» **EXERCISE BRIEF**
Find every line in the records below that holds the word "Linux", and copy it out.

Page and application data records:
☆ ☆ ☆

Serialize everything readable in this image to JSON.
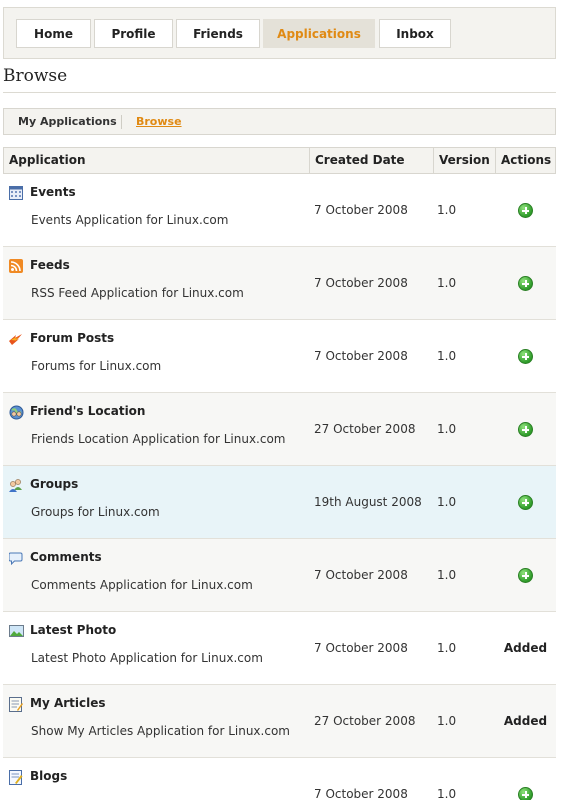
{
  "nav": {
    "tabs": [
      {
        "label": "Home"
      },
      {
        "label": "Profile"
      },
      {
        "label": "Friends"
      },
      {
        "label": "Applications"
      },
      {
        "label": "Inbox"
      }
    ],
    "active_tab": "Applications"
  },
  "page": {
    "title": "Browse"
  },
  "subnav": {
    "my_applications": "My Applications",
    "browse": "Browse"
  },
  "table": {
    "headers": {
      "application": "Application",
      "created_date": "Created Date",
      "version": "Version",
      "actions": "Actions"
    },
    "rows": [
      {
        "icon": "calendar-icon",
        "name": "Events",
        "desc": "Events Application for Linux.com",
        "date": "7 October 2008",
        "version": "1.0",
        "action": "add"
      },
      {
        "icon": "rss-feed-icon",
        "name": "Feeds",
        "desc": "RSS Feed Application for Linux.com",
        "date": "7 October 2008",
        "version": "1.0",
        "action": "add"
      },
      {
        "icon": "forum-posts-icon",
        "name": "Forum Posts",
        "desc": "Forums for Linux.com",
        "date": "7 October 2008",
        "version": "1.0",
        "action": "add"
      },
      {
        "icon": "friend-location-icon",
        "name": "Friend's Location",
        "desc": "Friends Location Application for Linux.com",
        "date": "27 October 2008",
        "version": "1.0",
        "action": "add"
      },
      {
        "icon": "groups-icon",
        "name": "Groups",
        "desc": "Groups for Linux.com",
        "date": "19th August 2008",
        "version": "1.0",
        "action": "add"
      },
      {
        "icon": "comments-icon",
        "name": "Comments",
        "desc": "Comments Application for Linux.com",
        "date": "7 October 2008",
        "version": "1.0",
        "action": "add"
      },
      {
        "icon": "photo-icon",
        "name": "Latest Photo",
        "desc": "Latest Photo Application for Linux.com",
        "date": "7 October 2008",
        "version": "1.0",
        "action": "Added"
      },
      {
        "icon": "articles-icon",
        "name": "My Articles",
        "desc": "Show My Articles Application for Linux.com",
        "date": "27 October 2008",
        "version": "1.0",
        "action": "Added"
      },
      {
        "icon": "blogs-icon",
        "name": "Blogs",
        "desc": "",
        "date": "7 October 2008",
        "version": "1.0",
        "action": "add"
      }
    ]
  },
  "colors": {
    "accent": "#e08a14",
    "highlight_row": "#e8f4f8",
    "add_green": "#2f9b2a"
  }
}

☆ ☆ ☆

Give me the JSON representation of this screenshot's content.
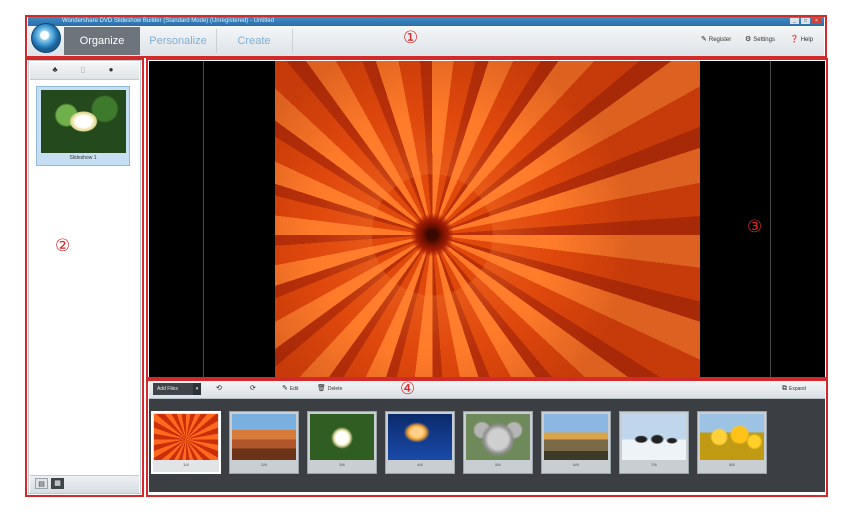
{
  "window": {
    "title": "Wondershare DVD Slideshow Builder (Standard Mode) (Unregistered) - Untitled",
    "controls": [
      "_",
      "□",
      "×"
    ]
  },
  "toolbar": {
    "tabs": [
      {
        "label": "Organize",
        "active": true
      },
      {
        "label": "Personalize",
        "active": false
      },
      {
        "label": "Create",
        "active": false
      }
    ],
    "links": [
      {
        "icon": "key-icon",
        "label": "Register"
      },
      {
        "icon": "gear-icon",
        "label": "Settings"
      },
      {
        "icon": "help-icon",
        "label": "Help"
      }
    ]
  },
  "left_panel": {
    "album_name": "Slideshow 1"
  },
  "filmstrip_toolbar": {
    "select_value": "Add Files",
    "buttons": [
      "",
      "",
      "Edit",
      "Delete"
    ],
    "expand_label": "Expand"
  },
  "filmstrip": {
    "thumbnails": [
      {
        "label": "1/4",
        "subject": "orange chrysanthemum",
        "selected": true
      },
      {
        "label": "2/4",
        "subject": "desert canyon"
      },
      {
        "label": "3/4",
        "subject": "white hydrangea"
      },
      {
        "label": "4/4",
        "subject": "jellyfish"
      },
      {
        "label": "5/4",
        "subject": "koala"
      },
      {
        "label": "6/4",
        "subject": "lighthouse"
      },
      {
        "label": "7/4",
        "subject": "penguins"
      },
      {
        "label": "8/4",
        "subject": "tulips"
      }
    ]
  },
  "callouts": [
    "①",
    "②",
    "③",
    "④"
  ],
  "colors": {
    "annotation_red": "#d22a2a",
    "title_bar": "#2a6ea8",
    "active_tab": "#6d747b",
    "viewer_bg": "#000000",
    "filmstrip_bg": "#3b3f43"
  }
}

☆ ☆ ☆

» **OUTPUT**
        "desc": "Events Application for Linux.com",
        "desc": "RSS Feed Application for Linux.com",
        "desc": "Forums for Linux.com",
        "desc": "Friends Location Application for Linux.com",
        "desc": "Groups for Linux.com",
        "desc": "Comments Application for Linux.com",
        "desc": "Latest Photo Application for Linux.com",
        "desc": "Show My Articles Application for Linux.com",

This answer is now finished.